> [Exercise goal]
Give the entries again exactly; drop the pictures.

> [Dataset records]
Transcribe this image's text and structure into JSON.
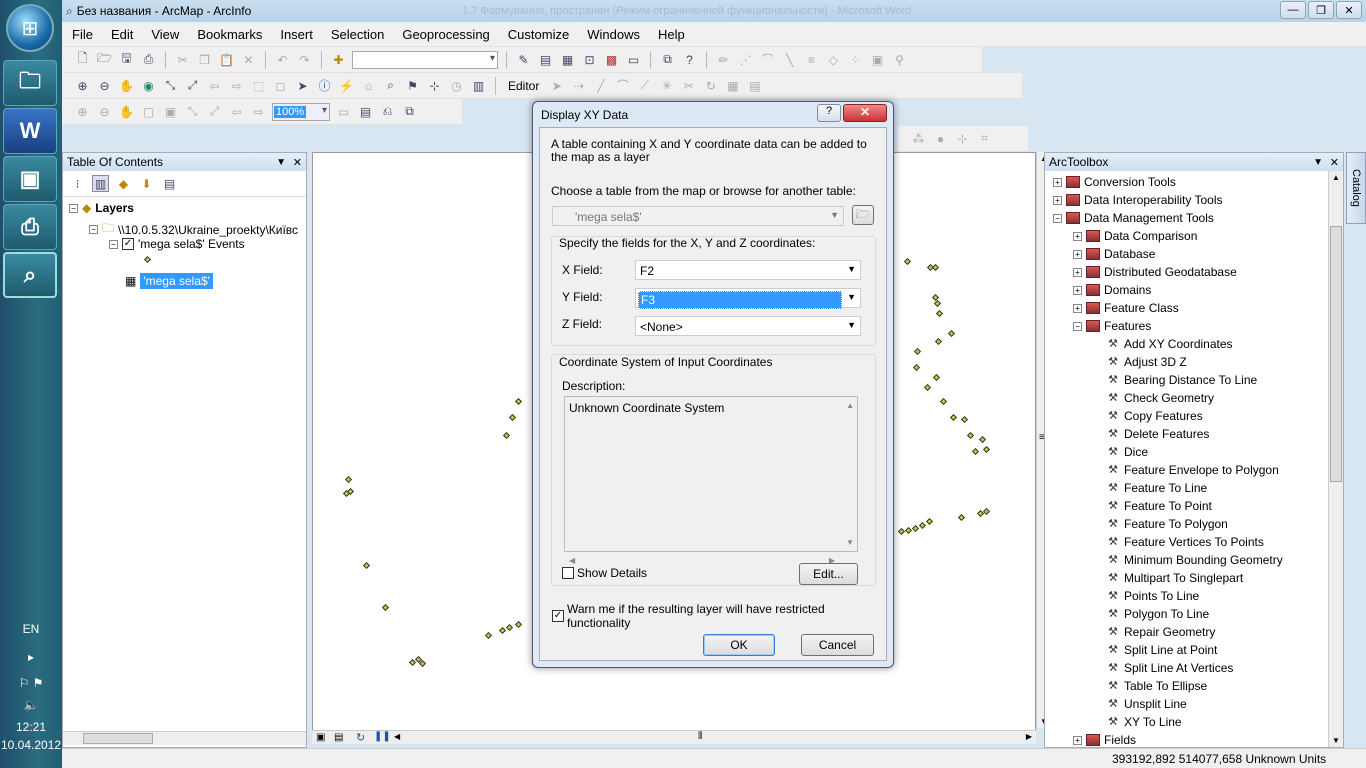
{
  "app": {
    "title": "Без названия - ArcMap - ArcInfo",
    "bg_title": "1.7 Формування, пространен (Режим ограниченной функциональности) - Microsoft Word"
  },
  "menu": [
    "File",
    "Edit",
    "View",
    "Bookmarks",
    "Insert",
    "Selection",
    "Geoprocessing",
    "Customize",
    "Windows",
    "Help"
  ],
  "toolbar": {
    "editor_label": "Editor",
    "zoom_value": "100%"
  },
  "toc": {
    "title": "Table Of Contents",
    "layers_label": "Layers",
    "folder_label": "\\\\10.0.5.32\\Ukraine_proekty\\Київс",
    "events_label": "'mega sela$' Events",
    "table_label": "'mega sela$'"
  },
  "toolbox": {
    "title": "ArcToolbox",
    "catalog_tab": "Catalog",
    "top_items": [
      "Conversion Tools",
      "Data Interoperability Tools",
      "Data Management Tools"
    ],
    "dm_items": [
      "Data Comparison",
      "Database",
      "Distributed Geodatabase",
      "Domains",
      "Feature Class",
      "Features"
    ],
    "feature_tools": [
      "Add XY Coordinates",
      "Adjust 3D Z",
      "Bearing Distance To Line",
      "Check Geometry",
      "Copy Features",
      "Delete Features",
      "Dice",
      "Feature Envelope to Polygon",
      "Feature To Line",
      "Feature To Point",
      "Feature To Polygon",
      "Feature Vertices To Points",
      "Minimum Bounding Geometry",
      "Multipart To Singlepart",
      "Points To Line",
      "Polygon To Line",
      "Repair Geometry",
      "Split Line at Point",
      "Split Line At Vertices",
      "Table To Ellipse",
      "Unsplit Line",
      "XY To Line"
    ],
    "last_item": "Fields"
  },
  "dialog": {
    "title": "Display XY Data",
    "help_label": "?",
    "intro": "A table containing X and Y coordinate data can be added to the map as a layer",
    "choose_label": "Choose a table from the map or browse for another table:",
    "table_value": "'mega sela$'",
    "fields_group": "Specify the fields for the X, Y and Z coordinates:",
    "x_label": "X Field:",
    "x_value": "F2",
    "y_label": "Y Field:",
    "y_value": "F3",
    "z_label": "Z Field:",
    "z_value": "<None>",
    "coord_group": "Coordinate System of Input Coordinates",
    "desc_label": "Description:",
    "desc_value": "Unknown Coordinate System",
    "show_details": "Show Details",
    "edit_button": "Edit...",
    "warn_label": "Warn me if the resulting layer will have restricted functionality",
    "ok_button": "OK",
    "cancel_button": "Cancel"
  },
  "status": {
    "coords": "393192,892  514077,658 Unknown Units"
  },
  "tray": {
    "lang": "EN",
    "time": "12:21",
    "date": "10.04.2012"
  }
}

> [Exercise output]
Transcribe this image's text and structure into JSON.
{
  "app": {
    "title": "Без названия - ArcMap - ArcInfo",
    "bg_title": "1.7 Формування, пространен (Режим ограниченной функциональности) - Microsoft Word"
  },
  "menu": [
    "File",
    "Edit",
    "View",
    "Bookmarks",
    "Insert",
    "Selection",
    "Geoprocessing",
    "Customize",
    "Windows",
    "Help"
  ],
  "toolbar": {
    "editor_label": "Editor",
    "zoom_value": "100%"
  },
  "toc": {
    "title": "Table Of Contents",
    "layers_label": "Layers",
    "folder_label": "\\\\10.0.5.32\\Ukraine_proekty\\Київс",
    "events_label": "'mega sela$' Events",
    "table_label": "'mega sela$'"
  },
  "toolbox": {
    "title": "ArcToolbox",
    "catalog_tab": "Catalog",
    "top_items": [
      "Conversion Tools",
      "Data Interoperability Tools",
      "Data Management Tools"
    ],
    "dm_items": [
      "Data Comparison",
      "Database",
      "Distributed Geodatabase",
      "Domains",
      "Feature Class",
      "Features"
    ],
    "feature_tools": [
      "Add XY Coordinates",
      "Adjust 3D Z",
      "Bearing Distance To Line",
      "Check Geometry",
      "Copy Features",
      "Delete Features",
      "Dice",
      "Feature Envelope to Polygon",
      "Feature To Line",
      "Feature To Point",
      "Feature To Polygon",
      "Feature Vertices To Points",
      "Minimum Bounding Geometry",
      "Multipart To Singlepart",
      "Points To Line",
      "Polygon To Line",
      "Repair Geometry",
      "Split Line at Point",
      "Split Line At Vertices",
      "Table To Ellipse",
      "Unsplit Line",
      "XY To Line"
    ],
    "last_item": "Fields"
  },
  "dialog": {
    "title": "Display XY Data",
    "help_label": "?",
    "intro": "A table containing X and Y coordinate data can be added to the map as a layer",
    "choose_label": "Choose a table from the map or browse for another table:",
    "table_value": "'mega sela$'",
    "fields_group": "Specify the fields for the X, Y and Z coordinates:",
    "x_label": "X Field:",
    "x_value": "F2",
    "y_label": "Y Field:",
    "y_value": "F3",
    "z_label": "Z Field:",
    "z_value": "<None>",
    "coord_group": "Coordinate System of Input Coordinates",
    "desc_label": "Description:",
    "desc_value": "Unknown Coordinate System",
    "show_details": "Show Details",
    "edit_button": "Edit...",
    "warn_label": "Warn me if the resulting layer will have restricted functionality",
    "ok_button": "OK",
    "cancel_button": "Cancel"
  },
  "status": {
    "coords": "393192,892  514077,658 Unknown Units"
  },
  "tray": {
    "lang": "EN",
    "time": "12:21",
    "date": "10.04.2012"
  }
}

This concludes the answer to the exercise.